Something we have been harping in conversations with FarmLead users since September 2016 (yes the last seven months) is if you have any feed grains, it is probably not worthwhile to hold onto it in hopes you will be able to take advantage of a spring rally. One of the reasons for this is because of road bans that tend to cut into any of those additional cents/bushel you see in the usual seasonal spring rally, but the second is the bearish pressure from the amount of feed grains out there that will be compounded by anything that got left out in the fall that still needs to be harvested. Even going back to September 2016 when it was very apparent there was some disease issues, we made the call then that it was not worth holding onto poor quality grains because we anticipated feed markets being more than well supplied.

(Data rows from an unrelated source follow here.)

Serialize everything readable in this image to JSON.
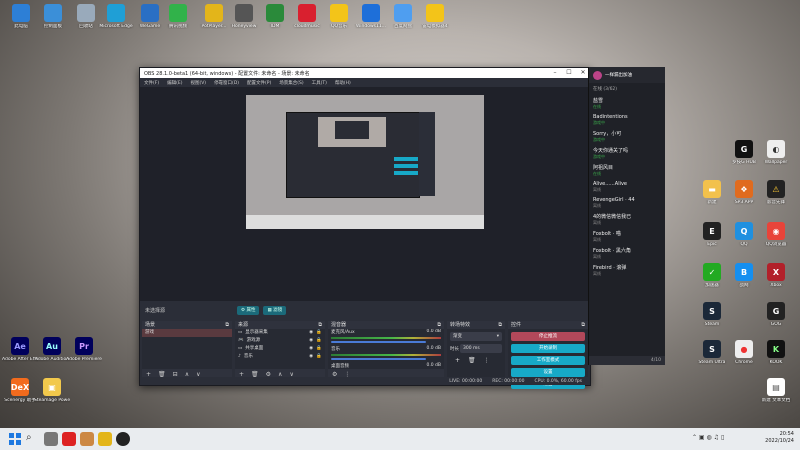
{
  "desktop": {
    "top_icons": [
      {
        "label": "此电脑",
        "color": "#2d7fd6"
      },
      {
        "label": "控制面板",
        "color": "#3b8fd8"
      },
      {
        "label": "回收站",
        "color": "#9ab"
      },
      {
        "label": "Microsoft Edge",
        "color": "#1f9fd6"
      },
      {
        "label": "WeGame",
        "color": "#2a6fc4"
      },
      {
        "label": "腾讯视频",
        "color": "#31b24a"
      },
      {
        "label": "PotPlayer...",
        "color": "#e3b51a"
      },
      {
        "label": "Honeyview",
        "color": "#555"
      },
      {
        "label": "IDM",
        "color": "#2a8a3a"
      },
      {
        "label": "cloudmusic",
        "color": "#d9202f"
      },
      {
        "label": "QQ音乐",
        "color": "#f3c419"
      },
      {
        "label": "Windows11...",
        "color": "#1e6fd9"
      },
      {
        "label": "百度网盘",
        "color": "#4f9ef0"
      },
      {
        "label": "雷电模拟器4",
        "color": "#f3c419"
      }
    ],
    "left_icons": [
      {
        "label": "Adobe After Effects 2021",
        "glyph": "Ae",
        "color": "#00005b",
        "fg": "#9999ff"
      },
      {
        "label": "Adobe Audition",
        "glyph": "Au",
        "color": "#00005b",
        "fg": "#9ff"
      },
      {
        "label": "Adobe Premiere",
        "glyph": "Pr",
        "color": "#00005b",
        "fg": "#c9f"
      },
      {
        "label": "Scenergy 助手",
        "glyph": "DeX",
        "color": "#f26b1d",
        "fg": "#fff"
      },
      {
        "label": "Steamage Power 助手",
        "glyph": "▣",
        "color": "#f2c94c",
        "fg": "#fff"
      }
    ],
    "right_icons": [
      {
        "label": "罗技G HUB",
        "glyph": "G",
        "color": "#111",
        "fg": "#fff"
      },
      {
        "label": "Wallpaper",
        "glyph": "◐",
        "color": "#eee",
        "fg": "#333"
      },
      {
        "label": "影音先锋",
        "glyph": "⚠",
        "color": "#222",
        "fg": "#fc3"
      },
      {
        "label": "SP3 APP",
        "glyph": "❖",
        "color": "#e06b1e",
        "fg": "#fff"
      },
      {
        "label": "新建",
        "glyph": "▬",
        "color": "#f2c14c",
        "fg": "#fff"
      },
      {
        "label": "QQ",
        "glyph": "Q",
        "color": "#1f90e0",
        "fg": "#fff"
      },
      {
        "label": "QQ浏览器",
        "glyph": "◉",
        "color": "#e8443a",
        "fg": "#fff"
      },
      {
        "label": "Epic",
        "glyph": "E",
        "color": "#222",
        "fg": "#fff"
      },
      {
        "label": "加速器",
        "glyph": "✓",
        "color": "#2a2",
        "fg": "#fff"
      },
      {
        "label": "Xbox",
        "glyph": "X",
        "color": "#b2202a",
        "fg": "#fff"
      },
      {
        "label": "Steam",
        "glyph": "S",
        "color": "#1b2838",
        "fg": "#fff"
      },
      {
        "label": "战网",
        "glyph": "B",
        "color": "#158ff0",
        "fg": "#fff"
      },
      {
        "label": "GOG",
        "glyph": "G",
        "color": "#222",
        "fg": "#fff"
      },
      {
        "label": "Steam Ultra",
        "glyph": "S",
        "color": "#1b2838",
        "fg": "#fff"
      },
      {
        "label": "Chrome",
        "glyph": "●",
        "color": "#eee",
        "fg": "#e33"
      },
      {
        "label": "KOOK",
        "glyph": "K",
        "color": "#111",
        "fg": "#8f8"
      },
      {
        "label": "新建 文本文档",
        "glyph": "▤",
        "color": "#fff",
        "fg": "#555"
      }
    ]
  },
  "obs": {
    "title": "OBS 28.1.0-beta1 (64-bit, windows) - 配置文件: 未命名 - 场景: 未命名",
    "menu": [
      "文件(F)",
      "编辑(E)",
      "视图(V)",
      "停靠窗口(D)",
      "配置文件(P)",
      "场景集合(S)",
      "工具(T)",
      "帮助(H)"
    ],
    "no_source": "未选择源",
    "props_btn": "属性",
    "filters_btn": "滤镜",
    "scenes_title": "场景",
    "scenes": [
      "游戏"
    ],
    "sources_title": "来源",
    "sources": [
      "显示器采集",
      "游戏源",
      "共享桌面",
      "音乐"
    ],
    "mixer_title": "混音器",
    "mixer": [
      {
        "name": "麦克风/Aux",
        "db": "0.0 dB"
      },
      {
        "name": "音乐",
        "db": "0.0 dB"
      },
      {
        "name": "桌面音频",
        "db": "0.0 dB"
      }
    ],
    "transitions_title": "转场特效",
    "transition": "渐变",
    "duration_label": "时长",
    "duration": "300 ms",
    "controls_title": "控件",
    "controls": [
      "停止推流",
      "开始录制",
      "工作室模式",
      "设置",
      "退出"
    ],
    "status": {
      "live": "LIVE: 00:00:00",
      "rec": "REC: 00:00:00",
      "cpu": "CPU: 0.0%, 60.00 fps"
    }
  },
  "chat": {
    "header": "一样漏出加油",
    "section": "在线 (3/62)",
    "items": [
      {
        "name": "盐雪",
        "status": "在线"
      },
      {
        "name": "Badintentions",
        "status": "游戏中"
      },
      {
        "name": "Sorry，小可",
        "status": "游戏中"
      },
      {
        "name": "今天你通关了吗",
        "status": "游戏中"
      },
      {
        "name": "阿祖风目",
        "status": "在线"
      },
      {
        "name": "Alive......Alive",
        "status": "离线"
      },
      {
        "name": "RevengeGirl · 44",
        "status": "离线"
      },
      {
        "name": "4的微信微信我已",
        "status": "离线"
      },
      {
        "name": "Foxbolt · 喵",
        "status": "离线"
      },
      {
        "name": "Foxbolt · 黑六角",
        "status": "离线"
      },
      {
        "name": "Firebird · 滚弹",
        "status": "离线"
      }
    ],
    "footer_count": "4/10"
  },
  "taskbar": {
    "time": "20:54",
    "date": "2022/10/24"
  }
}
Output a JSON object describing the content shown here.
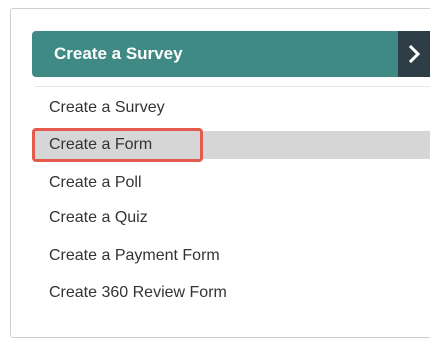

Another factor that has some indirect competition is the thought that the American farmer still owns about 50 per cent of their old crop corn, mainly due to the lack of attractive pricing opportunities once the crop started to come off last fall. Accordingly, forward contracts were filled but there was not a lot more sales made and without a weather scare to help the market pull up its pants a bit. Some analysts think that there could be more than a few producers who are “trapped” with having too much old crop and being forced into making a sale down the road at an unattractive level. This means less feed grains could be exported across the border into the U.S. from Canada and instead there could be more coming up (we definitely know of corn coming to Manitoba). Across the pond in Europe, the winter wheat crop there is coming out of dormancy and things continue to look promising according to the European Commission. France continues to get good rains, there are only minor losses expected from winterkill in Russia, and Ukraine is starting to see “slightly negative conditions,” but the coming weeks should be a key determinant in the crop’s direction.
President & CEO | FarmLead.com